The next chapter deals with the power players of Tarina and their interaction with the respective PCs, providing a vast, inspired tapestry of adventure ideas galore and further insight into the intricately woven tapestry of Tarina.
Editing and formatting are good – on the one hand, formally, the editing is pretty awesome, though the depiction of the rules-components herein is simply less refined – a good developer/rules-editor would have helped here. Layout adheres to a beautiful two-column full-color standard and the book sports extremely awesome Paizo-level quality artworks and excellent cartography – this book is BEAUTIFUL. On the downside, the electronic version has no bookmarks, which represents a massive comfort detriment. This review was written by using mainly the print edition of this book, which was kindly donated to me by a friend and reader – the full-color KS-print is absolutely gorgeous and well worth getting.
Chris Merwin, Stephen Michael DiPesa and Jaye Sonia have created one truly astounding city herein – and, quite frankly, I shouldn’t like Tarina as much as I actually do. There are quite a few rough edges in the crunch and some material that is flavor-wise awesome, but crunch-wise falls flat. Similarly, you won’t find a settlement statblock for Tarina herein. I really shouldn’t like this to that extent…but Tarina MAKES SENSE. One can clearly see the work of academics, of smart people that understand how culture, politics, society and the like work – and who manage to actually convey this knowledge and apply it. Tarina feels incredibly alive to me, chock-full of potential.
Similarly, this may be a detailed, very detailed setting, but one that does not drown in micro-management, walking the perfect balance between detail and high-concept: Whether you’re interested in the big picture or in the small, Tarina delivers in spades and makes me anticipate the long-delayed campaign setting even more. How to rate this, then? This is kind of difficult – you see, if you’re getting this for rules, then you’ll probably be disappointed. But if you’re getting this for the writing, for reading pleasure and inspiration, as a means of looking at a fascinating world I actually REALLY would love to play in, then this may well be an excellent investment. Still, with the minor flaws, I can’t rate this as highly as I’d like to. The print version does receive a final verdict of 4.5 stars from me; If you’re getting the electronic version, detract a star for the bookmark-issue, though if you even remotely have a thing for well-crafted cities and cultures, I’d suggest rounding up even then. My final verdict will hence clock in at 4.5 stars, rounded down to 4 for the purpose of this platform.

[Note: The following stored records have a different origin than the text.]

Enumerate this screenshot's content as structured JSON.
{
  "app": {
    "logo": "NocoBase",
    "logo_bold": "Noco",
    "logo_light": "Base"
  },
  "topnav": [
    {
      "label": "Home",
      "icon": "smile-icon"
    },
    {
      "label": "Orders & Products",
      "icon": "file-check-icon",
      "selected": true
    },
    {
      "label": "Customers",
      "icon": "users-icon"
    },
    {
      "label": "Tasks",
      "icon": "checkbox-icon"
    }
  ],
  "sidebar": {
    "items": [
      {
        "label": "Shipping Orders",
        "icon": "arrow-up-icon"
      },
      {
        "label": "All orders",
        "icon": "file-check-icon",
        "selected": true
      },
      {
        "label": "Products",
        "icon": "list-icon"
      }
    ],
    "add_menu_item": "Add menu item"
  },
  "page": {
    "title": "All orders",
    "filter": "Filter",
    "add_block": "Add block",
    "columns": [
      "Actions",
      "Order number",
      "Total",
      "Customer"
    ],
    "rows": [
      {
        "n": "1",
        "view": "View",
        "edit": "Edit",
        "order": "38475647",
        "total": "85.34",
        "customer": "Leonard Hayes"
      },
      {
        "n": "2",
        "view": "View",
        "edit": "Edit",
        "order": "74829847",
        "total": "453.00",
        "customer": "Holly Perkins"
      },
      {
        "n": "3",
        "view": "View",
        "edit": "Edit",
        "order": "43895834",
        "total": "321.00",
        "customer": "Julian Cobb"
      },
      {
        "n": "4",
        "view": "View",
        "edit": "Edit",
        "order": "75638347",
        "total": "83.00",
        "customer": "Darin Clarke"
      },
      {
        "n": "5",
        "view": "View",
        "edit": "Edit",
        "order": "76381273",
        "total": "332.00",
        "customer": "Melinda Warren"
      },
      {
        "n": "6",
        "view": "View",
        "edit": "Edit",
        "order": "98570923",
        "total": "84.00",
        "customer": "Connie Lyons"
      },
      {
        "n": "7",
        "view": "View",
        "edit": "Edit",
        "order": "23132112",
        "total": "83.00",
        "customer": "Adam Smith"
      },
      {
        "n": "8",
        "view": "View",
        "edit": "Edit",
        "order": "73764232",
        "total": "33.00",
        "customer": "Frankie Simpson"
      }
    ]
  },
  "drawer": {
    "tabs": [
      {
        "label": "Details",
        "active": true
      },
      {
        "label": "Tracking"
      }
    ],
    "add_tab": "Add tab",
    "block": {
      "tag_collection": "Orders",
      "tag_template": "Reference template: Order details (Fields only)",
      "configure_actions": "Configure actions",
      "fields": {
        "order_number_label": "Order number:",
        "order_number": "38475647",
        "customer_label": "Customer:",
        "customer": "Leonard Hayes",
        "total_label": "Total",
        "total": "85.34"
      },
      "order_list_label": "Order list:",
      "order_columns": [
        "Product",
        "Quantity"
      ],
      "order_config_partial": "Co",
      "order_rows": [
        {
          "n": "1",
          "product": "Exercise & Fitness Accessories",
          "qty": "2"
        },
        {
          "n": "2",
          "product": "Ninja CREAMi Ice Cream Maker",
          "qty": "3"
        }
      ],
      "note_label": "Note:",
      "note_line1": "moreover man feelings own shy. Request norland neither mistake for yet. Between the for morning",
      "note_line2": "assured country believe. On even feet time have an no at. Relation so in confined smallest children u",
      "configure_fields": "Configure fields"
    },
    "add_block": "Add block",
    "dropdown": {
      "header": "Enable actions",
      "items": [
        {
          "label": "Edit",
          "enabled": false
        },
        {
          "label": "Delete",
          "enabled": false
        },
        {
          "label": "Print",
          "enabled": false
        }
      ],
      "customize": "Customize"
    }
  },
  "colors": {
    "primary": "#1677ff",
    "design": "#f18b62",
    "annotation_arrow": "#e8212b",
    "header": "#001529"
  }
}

You can get this well-written, captivating source-book here on OBS!